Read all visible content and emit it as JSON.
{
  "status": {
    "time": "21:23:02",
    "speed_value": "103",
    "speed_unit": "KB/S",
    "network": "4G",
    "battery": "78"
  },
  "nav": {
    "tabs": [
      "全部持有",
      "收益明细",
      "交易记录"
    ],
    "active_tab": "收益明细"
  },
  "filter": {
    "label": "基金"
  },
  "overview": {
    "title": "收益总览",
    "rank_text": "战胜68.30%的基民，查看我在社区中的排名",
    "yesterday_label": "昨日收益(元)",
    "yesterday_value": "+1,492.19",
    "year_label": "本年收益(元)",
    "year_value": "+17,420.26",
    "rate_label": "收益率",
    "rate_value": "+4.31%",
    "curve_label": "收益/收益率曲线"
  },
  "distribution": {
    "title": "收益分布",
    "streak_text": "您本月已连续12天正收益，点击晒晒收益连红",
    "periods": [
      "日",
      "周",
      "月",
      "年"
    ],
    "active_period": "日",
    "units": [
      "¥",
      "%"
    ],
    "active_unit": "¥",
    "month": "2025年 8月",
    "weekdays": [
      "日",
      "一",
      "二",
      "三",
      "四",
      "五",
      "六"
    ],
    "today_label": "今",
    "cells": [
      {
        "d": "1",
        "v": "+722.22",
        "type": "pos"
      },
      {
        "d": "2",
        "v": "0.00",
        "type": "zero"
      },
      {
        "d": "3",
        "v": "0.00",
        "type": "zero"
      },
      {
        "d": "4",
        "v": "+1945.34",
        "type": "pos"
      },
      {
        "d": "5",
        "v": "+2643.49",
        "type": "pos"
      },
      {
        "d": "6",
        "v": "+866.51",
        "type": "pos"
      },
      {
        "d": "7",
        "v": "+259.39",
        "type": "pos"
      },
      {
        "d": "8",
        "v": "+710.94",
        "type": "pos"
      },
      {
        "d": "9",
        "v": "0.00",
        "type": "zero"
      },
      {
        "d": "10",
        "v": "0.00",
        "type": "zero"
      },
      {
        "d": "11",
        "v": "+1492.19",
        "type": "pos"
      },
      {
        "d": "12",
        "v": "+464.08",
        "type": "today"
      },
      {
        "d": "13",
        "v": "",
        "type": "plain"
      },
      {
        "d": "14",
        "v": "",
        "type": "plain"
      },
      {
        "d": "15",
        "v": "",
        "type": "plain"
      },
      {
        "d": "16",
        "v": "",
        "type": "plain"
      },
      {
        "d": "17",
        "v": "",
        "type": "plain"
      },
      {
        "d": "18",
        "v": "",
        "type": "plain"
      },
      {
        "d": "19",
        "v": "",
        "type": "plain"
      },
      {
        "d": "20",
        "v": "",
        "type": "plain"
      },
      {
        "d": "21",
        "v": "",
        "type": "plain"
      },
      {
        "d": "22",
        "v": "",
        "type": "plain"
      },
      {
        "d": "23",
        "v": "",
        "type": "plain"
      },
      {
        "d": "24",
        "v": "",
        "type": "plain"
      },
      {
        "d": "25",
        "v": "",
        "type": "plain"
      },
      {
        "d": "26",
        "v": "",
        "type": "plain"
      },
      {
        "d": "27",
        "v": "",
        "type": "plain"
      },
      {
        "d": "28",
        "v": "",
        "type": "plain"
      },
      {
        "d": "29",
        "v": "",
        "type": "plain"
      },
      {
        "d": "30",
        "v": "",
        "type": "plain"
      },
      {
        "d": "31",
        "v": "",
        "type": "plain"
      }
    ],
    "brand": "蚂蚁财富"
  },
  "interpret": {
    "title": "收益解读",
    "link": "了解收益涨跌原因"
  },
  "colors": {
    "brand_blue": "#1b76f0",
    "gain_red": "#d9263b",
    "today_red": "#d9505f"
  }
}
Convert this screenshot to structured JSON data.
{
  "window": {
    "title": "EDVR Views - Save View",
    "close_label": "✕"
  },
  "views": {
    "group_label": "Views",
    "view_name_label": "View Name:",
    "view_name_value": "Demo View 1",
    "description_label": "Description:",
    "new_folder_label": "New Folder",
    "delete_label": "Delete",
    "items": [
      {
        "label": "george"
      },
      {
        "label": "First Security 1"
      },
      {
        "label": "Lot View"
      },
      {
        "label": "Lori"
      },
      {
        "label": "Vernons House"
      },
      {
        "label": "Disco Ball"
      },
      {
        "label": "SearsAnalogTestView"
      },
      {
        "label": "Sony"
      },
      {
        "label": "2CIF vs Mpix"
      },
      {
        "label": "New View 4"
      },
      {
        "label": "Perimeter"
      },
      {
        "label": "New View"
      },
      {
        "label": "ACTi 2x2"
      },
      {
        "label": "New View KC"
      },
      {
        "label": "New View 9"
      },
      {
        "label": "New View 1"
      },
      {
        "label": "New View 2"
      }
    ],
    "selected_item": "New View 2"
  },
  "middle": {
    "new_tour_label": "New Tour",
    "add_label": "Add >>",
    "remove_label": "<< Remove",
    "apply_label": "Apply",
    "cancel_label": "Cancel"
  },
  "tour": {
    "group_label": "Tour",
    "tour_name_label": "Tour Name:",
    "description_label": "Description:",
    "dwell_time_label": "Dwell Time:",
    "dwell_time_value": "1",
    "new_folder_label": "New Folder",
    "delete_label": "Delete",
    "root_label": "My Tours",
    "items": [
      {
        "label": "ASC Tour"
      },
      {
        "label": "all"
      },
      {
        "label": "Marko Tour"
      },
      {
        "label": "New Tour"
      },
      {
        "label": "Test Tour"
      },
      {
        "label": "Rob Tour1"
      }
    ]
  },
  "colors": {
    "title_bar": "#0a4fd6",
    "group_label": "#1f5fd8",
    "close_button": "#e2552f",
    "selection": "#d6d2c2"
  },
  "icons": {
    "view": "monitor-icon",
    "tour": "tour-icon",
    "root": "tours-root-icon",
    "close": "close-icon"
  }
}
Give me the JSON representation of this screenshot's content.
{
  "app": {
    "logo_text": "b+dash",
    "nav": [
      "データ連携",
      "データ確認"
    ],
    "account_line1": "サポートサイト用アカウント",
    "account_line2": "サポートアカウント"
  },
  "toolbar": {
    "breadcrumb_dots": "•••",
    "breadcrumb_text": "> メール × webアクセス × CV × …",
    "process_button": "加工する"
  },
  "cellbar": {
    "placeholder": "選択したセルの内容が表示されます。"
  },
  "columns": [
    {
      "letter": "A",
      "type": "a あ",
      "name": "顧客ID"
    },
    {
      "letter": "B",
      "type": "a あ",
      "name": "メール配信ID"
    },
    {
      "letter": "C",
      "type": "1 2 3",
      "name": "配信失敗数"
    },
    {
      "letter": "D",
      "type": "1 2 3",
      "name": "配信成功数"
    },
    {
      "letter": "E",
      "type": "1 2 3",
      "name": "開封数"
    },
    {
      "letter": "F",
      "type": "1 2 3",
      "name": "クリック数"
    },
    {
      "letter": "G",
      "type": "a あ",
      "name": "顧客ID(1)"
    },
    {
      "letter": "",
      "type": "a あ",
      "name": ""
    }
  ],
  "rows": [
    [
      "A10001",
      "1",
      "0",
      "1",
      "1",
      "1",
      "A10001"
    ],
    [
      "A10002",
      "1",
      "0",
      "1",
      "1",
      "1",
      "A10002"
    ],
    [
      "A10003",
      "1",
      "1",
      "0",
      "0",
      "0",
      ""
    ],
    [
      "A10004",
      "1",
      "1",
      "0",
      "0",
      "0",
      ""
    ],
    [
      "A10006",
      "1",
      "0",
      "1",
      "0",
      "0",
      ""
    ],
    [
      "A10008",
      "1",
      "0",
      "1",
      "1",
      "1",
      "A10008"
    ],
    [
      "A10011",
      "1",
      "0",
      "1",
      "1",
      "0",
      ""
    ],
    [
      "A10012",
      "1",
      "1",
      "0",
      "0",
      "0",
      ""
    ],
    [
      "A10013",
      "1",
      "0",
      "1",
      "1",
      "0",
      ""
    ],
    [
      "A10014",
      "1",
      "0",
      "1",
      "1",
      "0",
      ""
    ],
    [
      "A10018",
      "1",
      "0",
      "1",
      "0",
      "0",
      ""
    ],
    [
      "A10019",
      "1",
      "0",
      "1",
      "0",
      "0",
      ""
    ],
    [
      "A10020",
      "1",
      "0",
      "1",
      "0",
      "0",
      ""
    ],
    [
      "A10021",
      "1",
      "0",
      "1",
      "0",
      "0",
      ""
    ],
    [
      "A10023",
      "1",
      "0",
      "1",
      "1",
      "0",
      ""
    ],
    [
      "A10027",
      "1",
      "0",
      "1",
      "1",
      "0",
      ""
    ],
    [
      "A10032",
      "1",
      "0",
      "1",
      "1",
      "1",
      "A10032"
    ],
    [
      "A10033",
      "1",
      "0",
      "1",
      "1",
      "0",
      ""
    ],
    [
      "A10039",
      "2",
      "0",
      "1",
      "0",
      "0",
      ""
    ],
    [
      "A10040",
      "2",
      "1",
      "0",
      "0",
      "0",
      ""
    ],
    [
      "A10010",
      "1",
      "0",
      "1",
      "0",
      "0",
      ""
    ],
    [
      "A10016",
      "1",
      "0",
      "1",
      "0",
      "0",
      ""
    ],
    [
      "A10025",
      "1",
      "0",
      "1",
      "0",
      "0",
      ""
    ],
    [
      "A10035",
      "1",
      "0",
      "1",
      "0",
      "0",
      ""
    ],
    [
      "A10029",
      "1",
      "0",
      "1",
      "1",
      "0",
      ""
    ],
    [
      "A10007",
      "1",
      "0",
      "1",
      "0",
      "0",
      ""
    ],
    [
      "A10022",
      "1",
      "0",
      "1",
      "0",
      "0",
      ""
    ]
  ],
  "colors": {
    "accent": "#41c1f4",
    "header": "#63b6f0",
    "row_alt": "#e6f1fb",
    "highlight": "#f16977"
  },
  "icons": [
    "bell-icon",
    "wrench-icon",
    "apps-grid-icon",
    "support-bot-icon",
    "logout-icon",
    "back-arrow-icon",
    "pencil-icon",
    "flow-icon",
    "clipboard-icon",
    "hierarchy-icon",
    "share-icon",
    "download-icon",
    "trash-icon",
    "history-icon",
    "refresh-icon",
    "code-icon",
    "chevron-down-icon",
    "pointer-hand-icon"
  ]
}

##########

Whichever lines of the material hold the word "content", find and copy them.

Read all visible content and emit it as JSON.
Give me the JSON representation of this screenshot's content.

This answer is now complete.